A lot more lonely bottles of wine standing abandoned on the supermarket shelves…
Quite a few biscuits left to go stale in tins around the UK…
Of course, none of that will matter at all, come the end of Lent, because the vaaaaast majority of those giving this stuff up will quit their abstinence, and then make up for lost time in style by eating and drinking a LOT more than normal!
Giving this kind of stuff up doesn’t tend to work. I’ve written about that before here:
but clearly, we like to try.
Awesome - I love a trier, I really do. It’s brilliant to see people making efforts to improve their health. How about this though - instead of the traditional methods, why don’t we channel that giving-stuff-up energy somewhere REALLY good?
Why don’t we try and give up something that will actually be of massive benefit if we could lose it from our lives?
- Saying mean things to yourself about yourself?
- Spotlighting and hating on your physical imperfections?
- Beating yourself up when you mess up?
How about giving up all that self-critical thinking and replacing it with:
- Being nice to yourself, daily.
- Noticing things you like about your physical, emotional and mental self?
- Giving yourself a mental high-five for jobs well done?
A little bit of self-compassion. Wouldn’t that be a thing!
WeeeeeellllI. Isn’t that just a pointless exercise, I hear the tiny, skeptical gremlin in your head say? If giving up foodstuffs for 30 days has little value, why is this different?
Thank you, gremlin, for your attendance here today. Now shove off.
It’s not the same. Challenging your thinking regularly will, over time, change the way you think. Doing it for 30 days will have an impact on the next 30 days. Even if you aren’t strict about doing it daily, every time you challenge the self-critical gremlins in your head, every time you flip a thought from negative to positive, every time you reject an automatic response and consciously respond instead, you make it more likely you’ll do it again in the future.
Can’t say that for a sugar fast. Giving that up for 30 days normally tends to cause a huge likelihood of a MASSIVE relapse.
You know, that rumbling build up you get close to the end of giving up something like sugar? That feeling of compulsion, the urge that builds, the excitement that comes with knowing that in 1 week, 6 days, 5, 4, 3, 2, 1 - you can have SUGAR AGAIN!!!!!!
Yeah, that doesn’t seem to happen when we try to challenge habits of thought.

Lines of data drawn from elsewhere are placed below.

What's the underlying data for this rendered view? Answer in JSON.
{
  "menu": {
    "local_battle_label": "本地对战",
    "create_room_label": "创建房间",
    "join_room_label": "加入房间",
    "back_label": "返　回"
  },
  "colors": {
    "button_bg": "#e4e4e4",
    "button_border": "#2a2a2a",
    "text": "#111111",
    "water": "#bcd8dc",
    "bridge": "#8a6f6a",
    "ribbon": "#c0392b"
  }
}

AND (I know, all the reasons!) this isn’t just about giving something up, it’s about replacing it with something else, something good. We tend not to do that with sugar fasts, we just leave a hole where the banned substance was. Nature abhors a vacuum, don’cha know? And habits won’t die just because we chop them out of our lives and willpower our way through the day. Habits are, however, more amenable to being replaced than removed.
It’s not easy - I’m not saying that. But I’ve not met anyone (and true, I haven’t met everyone in the world, so there may be people who are) who’s desperate to start criticising themselves again after consciously aiming to stop.

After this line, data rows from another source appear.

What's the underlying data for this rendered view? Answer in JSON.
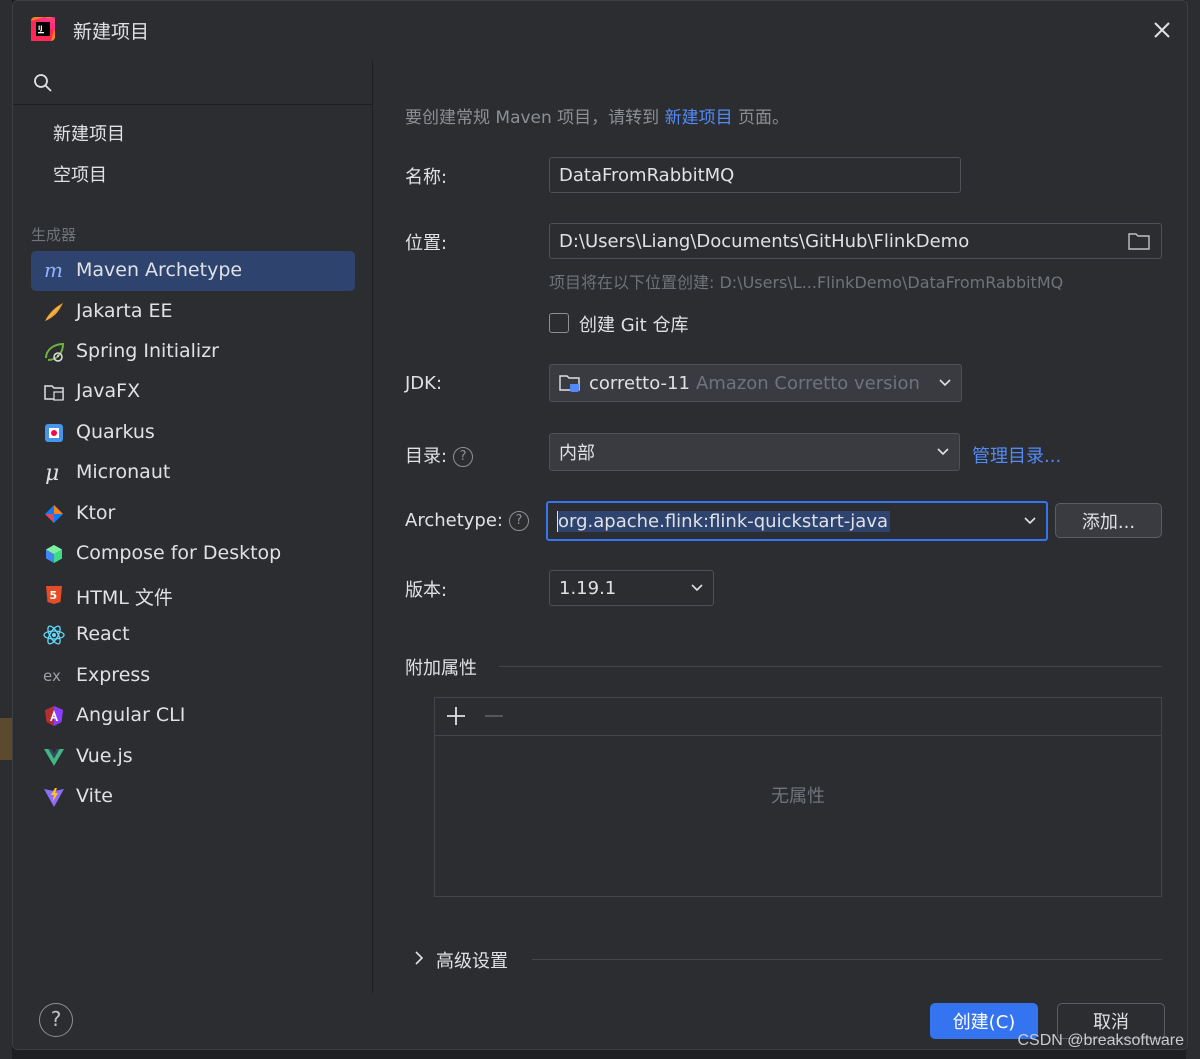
{
  "window": {
    "title": "新建项目"
  },
  "sidebar": {
    "top_items": [
      {
        "label": "新建项目"
      },
      {
        "label": "空项目"
      }
    ],
    "section_label": "生成器",
    "generators": [
      {
        "label": "Maven Archetype",
        "icon": "maven-icon",
        "selected": true
      },
      {
        "label": "Jakarta EE",
        "icon": "jakarta-icon"
      },
      {
        "label": "Spring Initializr",
        "icon": "spring-icon"
      },
      {
        "label": "JavaFX",
        "icon": "javafx-folder-icon"
      },
      {
        "label": "Quarkus",
        "icon": "quarkus-icon"
      },
      {
        "label": "Micronaut",
        "icon": "micronaut-icon"
      },
      {
        "label": "Ktor",
        "icon": "ktor-icon"
      },
      {
        "label": "Compose for Desktop",
        "icon": "compose-icon"
      },
      {
        "label": "HTML 文件",
        "icon": "html5-icon"
      },
      {
        "label": "React",
        "icon": "react-icon"
      },
      {
        "label": "Express",
        "icon": "express-icon"
      },
      {
        "label": "Angular CLI",
        "icon": "angular-icon"
      },
      {
        "label": "Vue.js",
        "icon": "vue-icon"
      },
      {
        "label": "Vite",
        "icon": "vite-icon"
      }
    ]
  },
  "form": {
    "hint_prefix": "要创建常规 Maven 项目，请转到",
    "hint_link": "新建项目",
    "hint_suffix": "页面。",
    "name_label": "名称:",
    "name_value": "DataFromRabbitMQ",
    "location_label": "位置:",
    "location_value": "D:\\Users\\Liang\\Documents\\GitHub\\FlinkDemo",
    "location_note": "项目将在以下位置创建: D:\\Users\\L...FlinkDemo\\DataFromRabbitMQ",
    "git_label": "创建 Git 仓库",
    "git_checked": false,
    "jdk_label": "JDK:",
    "jdk_value": "corretto-11",
    "jdk_detail": "Amazon Corretto version",
    "catalog_label": "目录:",
    "catalog_value": "内部",
    "manage_catalogs": "管理目录...",
    "archetype_label": "Archetype:",
    "archetype_value": "org.apache.flink:flink-quickstart-java",
    "add_button": "添加...",
    "version_label": "版本:",
    "version_value": "1.19.1",
    "props_title": "附加属性",
    "props_empty": "无属性",
    "advanced_label": "高级设置"
  },
  "footer": {
    "help": "?",
    "create": "创建(C)",
    "cancel": "取消"
  },
  "watermark": "CSDN @breaksoftware",
  "colors": {
    "background": "#2b2d30",
    "accent": "#3574f0",
    "link": "#548af7",
    "selection": "#2e436e"
  }
}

It’s, unsurprisingly, not a habit we’re keen to hold onto. Whereas chocolate, wine, biscuits…they matter to us more than we think. We use them in ways we are only even slightly aware of. I wrote a little of that here:
These foods are interwoven into our lives as coping mechanisms, little pleasures, social interactions and the rest. Giving alcohol or sugar up for a month isn’t going to change all those bonds, connections and functions.

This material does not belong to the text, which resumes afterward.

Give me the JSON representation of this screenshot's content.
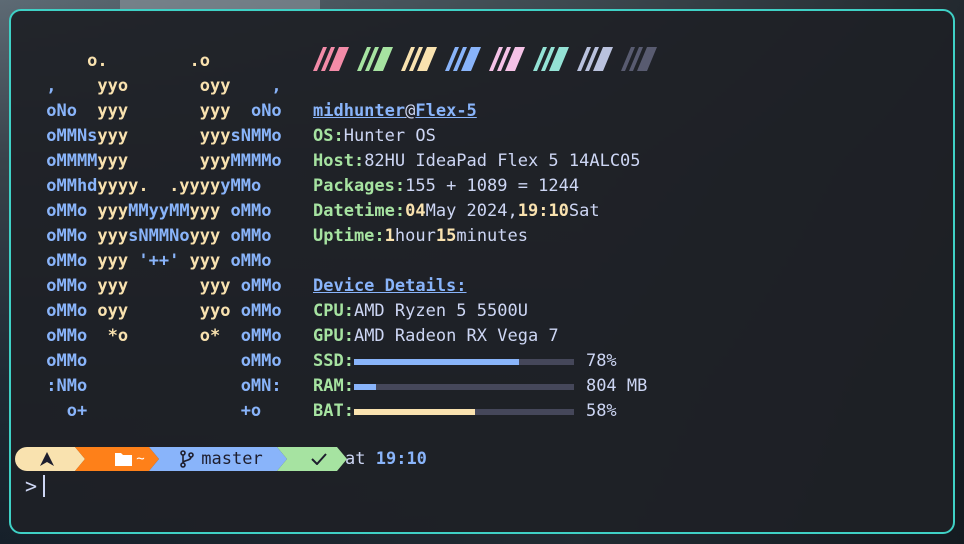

But to make efforts to bring into focus an unhelpful habit of thought, that’s powerful. Once you’ve noticed something like that, it’s hard to unnotice it. You pull it into consciousness. That’s where you can work with it.
So I know I’m over a week late to the Lent party, but when you’re looking for something to give up, propel yourself out of the traditional Food/Beverage aisles and have a pootle down the Thought Habit aisle instead. Down there, you’ll be able to choose something that will really impact your wellbeing - physical, emotional and mental - for both your present and your future.
And who knows, perhaps that little bit of self compassion might actually help you get your sugar and alcohol habits under control…